On September 27, 2012, Prime Minister Netanyahu
addressed the United Nations General Assembly with a speech
proving to be emblematic in regard to the strategy he chose to adopt for the sake of countering the threat posed by the Iranian nuclear program.
The red line he drew on a cartoon-like bomb was meant to reveal to the world Israel’s
resolve to stop the Islamic Republic from obtaining the nuclear bomb. In fact, since getting into office, Netanyahu has been focusing his foreign policy efforts on calling the world’s attention to the crisis sparked by the Iranian leadership’s continued genocidal threats issued to the Jewish state along with the Persian will to acquire nuclear weapons and delivery means.
From Washington to London and from Paris to Moscow, Netanyahu has time and again toured international power hubs in order to assess the diplomatic and military will of his partners in Israel’s vital struggle against Iran’s
strife to develop game-changing weaponry. While this course of action was necessary, it did contain some fallacies.
Former President Ahmadinejad’s
repeated claims mixing the fate of the Jewish state with the development of atomic weapons led Netanyahu to see the Iranian nuclear drive as the prime threat to Israel, thus focusing the country’s partners’ attention almost solely on it. Should the West consider the new negotiations sufficient and perceive the rhetoric openings made by President Rohani
as a step forward in the right direction, Iran may limit its drive toward nuclear weapons while tacitly gaining a free hand in its subversive operations worldwide.
The Iranian threat to Israel’s security must be understood and presented as a multifaceted and multilevel global set of operations in which the development of nuclear weapons and ballistic missiles is only a part of a larger plan whose objective is incompatible with the Jewish State’s stability.

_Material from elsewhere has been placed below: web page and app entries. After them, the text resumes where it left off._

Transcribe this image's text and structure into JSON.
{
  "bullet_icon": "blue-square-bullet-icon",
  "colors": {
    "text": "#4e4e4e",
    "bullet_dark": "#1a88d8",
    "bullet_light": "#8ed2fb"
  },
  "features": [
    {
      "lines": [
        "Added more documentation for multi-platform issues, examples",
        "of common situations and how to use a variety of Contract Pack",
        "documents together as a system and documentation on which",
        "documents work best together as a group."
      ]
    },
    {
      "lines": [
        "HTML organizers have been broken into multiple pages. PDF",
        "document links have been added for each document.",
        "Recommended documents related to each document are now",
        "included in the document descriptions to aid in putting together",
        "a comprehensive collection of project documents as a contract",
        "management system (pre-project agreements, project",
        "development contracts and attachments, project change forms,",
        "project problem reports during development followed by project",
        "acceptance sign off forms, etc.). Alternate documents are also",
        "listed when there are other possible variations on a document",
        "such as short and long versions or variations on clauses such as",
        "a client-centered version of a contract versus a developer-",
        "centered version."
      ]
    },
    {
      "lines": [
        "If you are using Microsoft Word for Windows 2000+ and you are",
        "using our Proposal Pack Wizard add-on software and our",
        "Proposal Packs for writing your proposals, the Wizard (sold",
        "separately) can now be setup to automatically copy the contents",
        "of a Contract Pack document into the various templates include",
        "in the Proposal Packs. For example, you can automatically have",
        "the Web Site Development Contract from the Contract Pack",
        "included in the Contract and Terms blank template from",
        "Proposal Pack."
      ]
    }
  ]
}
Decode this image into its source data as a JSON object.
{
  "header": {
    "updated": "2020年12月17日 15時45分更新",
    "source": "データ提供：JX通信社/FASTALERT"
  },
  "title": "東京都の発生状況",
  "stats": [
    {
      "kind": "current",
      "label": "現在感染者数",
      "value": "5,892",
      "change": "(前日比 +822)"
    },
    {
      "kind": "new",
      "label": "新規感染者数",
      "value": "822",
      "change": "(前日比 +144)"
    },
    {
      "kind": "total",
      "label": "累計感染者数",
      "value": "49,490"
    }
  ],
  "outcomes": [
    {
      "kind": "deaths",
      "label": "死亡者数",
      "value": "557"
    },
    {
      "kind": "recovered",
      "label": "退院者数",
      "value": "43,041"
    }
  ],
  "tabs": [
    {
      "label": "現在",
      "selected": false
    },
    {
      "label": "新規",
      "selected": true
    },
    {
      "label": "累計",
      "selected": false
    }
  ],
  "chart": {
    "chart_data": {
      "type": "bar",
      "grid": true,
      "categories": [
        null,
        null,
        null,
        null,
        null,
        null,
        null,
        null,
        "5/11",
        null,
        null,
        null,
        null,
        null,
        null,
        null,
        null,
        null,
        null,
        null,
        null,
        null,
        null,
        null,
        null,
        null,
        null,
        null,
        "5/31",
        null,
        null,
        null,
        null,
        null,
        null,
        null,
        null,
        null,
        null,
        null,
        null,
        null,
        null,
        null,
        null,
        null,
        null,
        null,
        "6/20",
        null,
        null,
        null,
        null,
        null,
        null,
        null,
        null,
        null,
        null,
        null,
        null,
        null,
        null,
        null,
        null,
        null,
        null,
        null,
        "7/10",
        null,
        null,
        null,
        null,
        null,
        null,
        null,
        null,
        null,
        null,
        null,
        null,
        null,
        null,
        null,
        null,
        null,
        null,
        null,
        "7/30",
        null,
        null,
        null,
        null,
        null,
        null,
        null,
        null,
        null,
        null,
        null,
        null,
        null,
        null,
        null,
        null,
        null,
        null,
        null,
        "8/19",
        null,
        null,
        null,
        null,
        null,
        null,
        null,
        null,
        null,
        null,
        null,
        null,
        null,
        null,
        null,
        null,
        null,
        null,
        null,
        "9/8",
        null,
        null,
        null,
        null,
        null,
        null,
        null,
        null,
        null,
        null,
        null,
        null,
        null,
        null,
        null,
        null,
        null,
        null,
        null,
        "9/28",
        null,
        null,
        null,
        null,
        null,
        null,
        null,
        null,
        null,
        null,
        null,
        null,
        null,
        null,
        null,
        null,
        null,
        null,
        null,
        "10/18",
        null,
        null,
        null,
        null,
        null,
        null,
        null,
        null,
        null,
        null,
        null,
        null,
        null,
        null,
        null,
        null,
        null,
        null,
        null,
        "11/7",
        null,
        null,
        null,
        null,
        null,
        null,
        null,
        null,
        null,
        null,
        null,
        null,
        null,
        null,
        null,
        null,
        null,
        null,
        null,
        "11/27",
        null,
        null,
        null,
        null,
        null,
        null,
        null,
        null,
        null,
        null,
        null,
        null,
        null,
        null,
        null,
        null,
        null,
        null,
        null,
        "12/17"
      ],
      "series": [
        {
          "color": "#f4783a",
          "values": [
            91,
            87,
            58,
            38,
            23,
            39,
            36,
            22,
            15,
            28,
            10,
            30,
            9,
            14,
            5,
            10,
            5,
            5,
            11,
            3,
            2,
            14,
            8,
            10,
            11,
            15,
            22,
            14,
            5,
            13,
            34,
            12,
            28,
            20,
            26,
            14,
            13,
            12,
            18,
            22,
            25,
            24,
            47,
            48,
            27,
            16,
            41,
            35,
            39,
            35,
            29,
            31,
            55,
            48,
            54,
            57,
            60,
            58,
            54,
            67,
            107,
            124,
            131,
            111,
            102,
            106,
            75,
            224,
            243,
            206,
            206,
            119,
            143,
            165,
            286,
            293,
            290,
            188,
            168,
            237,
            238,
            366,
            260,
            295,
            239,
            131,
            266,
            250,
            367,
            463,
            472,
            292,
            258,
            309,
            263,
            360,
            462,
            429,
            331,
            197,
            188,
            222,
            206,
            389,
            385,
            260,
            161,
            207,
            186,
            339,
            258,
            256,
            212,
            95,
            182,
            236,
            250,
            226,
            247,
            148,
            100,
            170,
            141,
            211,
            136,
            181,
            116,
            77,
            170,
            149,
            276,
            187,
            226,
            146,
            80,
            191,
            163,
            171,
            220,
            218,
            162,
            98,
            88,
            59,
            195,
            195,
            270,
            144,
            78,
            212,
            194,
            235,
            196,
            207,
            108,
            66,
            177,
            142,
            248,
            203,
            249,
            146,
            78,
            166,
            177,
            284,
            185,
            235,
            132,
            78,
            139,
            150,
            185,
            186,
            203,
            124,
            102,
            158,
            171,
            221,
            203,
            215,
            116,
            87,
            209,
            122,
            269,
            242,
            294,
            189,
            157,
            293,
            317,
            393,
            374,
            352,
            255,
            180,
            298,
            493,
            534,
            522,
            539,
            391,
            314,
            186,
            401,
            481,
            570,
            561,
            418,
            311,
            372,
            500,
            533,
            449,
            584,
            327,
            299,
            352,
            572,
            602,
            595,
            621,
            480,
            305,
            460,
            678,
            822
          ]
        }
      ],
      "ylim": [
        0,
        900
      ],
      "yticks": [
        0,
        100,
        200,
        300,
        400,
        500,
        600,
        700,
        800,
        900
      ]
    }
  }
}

As any long-term strategic stance, the Iranian war against Israel is based on the development of strong foundations that can be used to cause damage. These assets may be defined by the two following points: the Iranian immediate presence in the Near East and the ability of Hezbollah
to develop major rear bases and safe havens throughout the globe.
In July 2013, the EU finally decided to define Hezbollah’s military wing as a terrorist organization. This decision was strongly lobbied for by the UK and by Israel. While many commentators considered it to be an inefficient and counterproductive decision, it did show that, with appropriate lobbying and information, the EU member states may take further actions against Hezbollah. This is a much needed new reality that should be closely followed through by Israel’s government.
In fact, nuclear weapons per se may not be enough to provide Tehran with far reaching strategic advantage; however Hezbollah’s quasi control over Lebanon
and its power situation in Syria
are effectively altering the regional balance of power. Iran is today controlling one of the strongest Arab armed forces able to conduct operations from Sidon to Najaf and from Damascus to Kuwait. Any negotiation with Iran should necessarily question its protracted desire to arm and command an element which has acted as a spoiler to peace to in the region and which openly calls for the destruction of the Jewish state.
The second point has far-reaching implications that go beyond Israel’s security. The fact that Iran uses Hezbollah as a terrorist network with global rear bases to implement its Near East policies should be employed to further unite Western powers and Israel in their common fight against Tehran expansionist policies. The Lebanese Shiite
terrorist group has deep roots in Western Europe which it uses to fund its operations, stage political lobbying and possibly wage terrorist campaigns against European targets.
Since the 1986 series of bombings in Paris, Hezbollah has developed a deep network of operatives embedded in European societies. More than 950 elements linked to the Lebanese terrorist groups are found operating in Germany, while 250 are recorded in Belgium and a large community of pro-Hezbollah supporters functions in Sweden. These cells provide the Iranian proxy with funding through illegal trades and investments as well as political support via a widespread network of Islamic associates and groups. Due to its socio-political laissez-faire and its geographical position, Europe has effectively become a preferred Hezbollah rear base and a key to Iran’s Middle Eastern policies.
For this, Prime Minister Netanyahu should review Israel’s stance on Iran’s nuclear program by successfully upgrading the government’s international communication on the matter. Netanyahu may have miscalculated Iran’s willingness to address the nuclear topic and by doing so he provided Israel’s partners with an easy way out of action.
Should Iran engage in any kind of long-term talk, Europeans and American leaders would find an excuse to limit their efforts in regard to the threat posed by Tehran policies. For this, Israel should engage in a renewed communication effort which sets Iran’s expansionist policy and Hezbollah’s terrorist networks as global threats both to Israel’s security and to Western states.
Riccardo Dugulin holds a master's degree from the Paris School of International Affairs (Sciences Po) and specializes in international security. He is currently working in Paris for a Medical and Security Assistance Company. He has worked for a number of leading think tanks in Washington DC, Dubai and Beirut. His official website is www.riccardodugulin.com
and official Facebook page is www.facebook.com/riccardodugulin